"The city will be the same positive environment that people are used to enjoying during the marathon," said Boston Mayor Marty Walsh in an attempt to diminish concerns that the event, which has taken place since 1897, would be marred by heavy-handed security measures. Last year the event took place with police helicopters hovering overhead and bomb-sniffing K-9 units mingling with the crowds, but few protested the added measures.
“We’ve got a lot of cameras out there. We’re going to be watching the portions in Boston, particularly the routes along Boylston Street, the finish line,” Boston Police Deputy William Ridge told Boston’s WBUR.
Measures include limiting crowding along sections of the marathon’s path, random bag searches, a larger than usual emergency medical team, and 50 police observation points toward the finish line.
Monday’s marathon takes place a day before the sentencing hearing begins in the trial of Dzhokhar Tsarnaev, 21, who faces the death penalty for his participation in the April 15, 2013, bombing. Tsarnaev was found guilty last week of helping his brother Tamerlan, 26, plant two homemade pressure-cooker bombs at separate locations near the finish line. Tamerlan died four days after the bombing following a shootout with police.

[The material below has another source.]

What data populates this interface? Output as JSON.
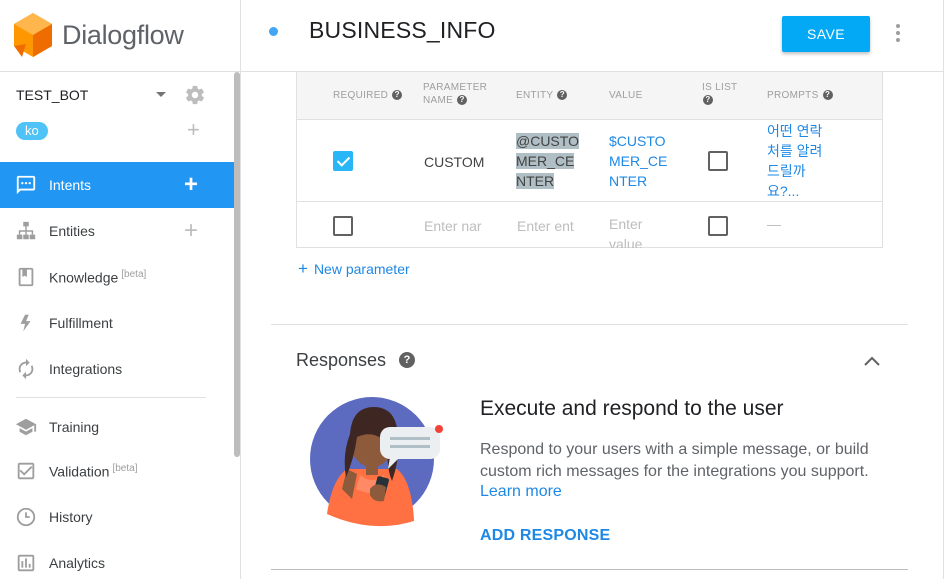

Prosecutors are seeking the death penalty while the defense is seeking life in prison without parole in exchange for giving up the protracted appeals process that could take place if a jury decides the defendant should be executed. Massachusetts doesn’t have the death penalty, but Tsarnaev could be executed based on federal charges, as Oklahoma City bomber Timothy McVeigh was in 2001. Bill and Denise Richard, parents of 8-year-old Boston Marathon bombing victim Martin Richard, appealed to prosecutors Friday to rule out a death sentence.